(Beginning of Records for processing)
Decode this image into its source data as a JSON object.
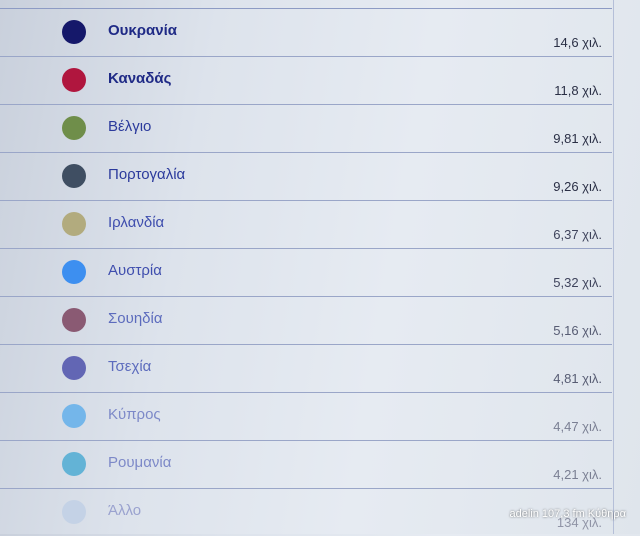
{
  "items": [
    {
      "name": "Ουκρανία",
      "value": "14,6 χιλ.",
      "color": "#15186a"
    },
    {
      "name": "Καναδάς",
      "value": "11,8 χιλ.",
      "color": "#b0163e"
    },
    {
      "name": "Βέλγιο",
      "value": "9,81 χιλ.",
      "color": "#6f8e4a"
    },
    {
      "name": "Πορτογαλία",
      "value": "9,26 χιλ.",
      "color": "#3f4e62"
    },
    {
      "name": "Ιρλανδία",
      "value": "6,37 χιλ.",
      "color": "#b2ab7e"
    },
    {
      "name": "Αυστρία",
      "value": "5,32 χιλ.",
      "color": "#3d8ff0"
    },
    {
      "name": "Σουηδία",
      "value": "5,16 χιλ.",
      "color": "#8a5a73"
    },
    {
      "name": "Τσεχία",
      "value": "4,81 χιλ.",
      "color": "#6266b4"
    },
    {
      "name": "Κύπρος",
      "value": "4,47 χιλ.",
      "color": "#74b6ea"
    },
    {
      "name": "Ρουμανία",
      "value": "4,21 χιλ.",
      "color": "#63b3d6"
    },
    {
      "name": "Άλλο",
      "value": "134 χιλ.",
      "color": "#c4d2e6"
    }
  ],
  "watermark": "adelin 107,3 fm Κύθηρα"
}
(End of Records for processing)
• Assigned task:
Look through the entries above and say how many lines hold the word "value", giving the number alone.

• The completed task:
11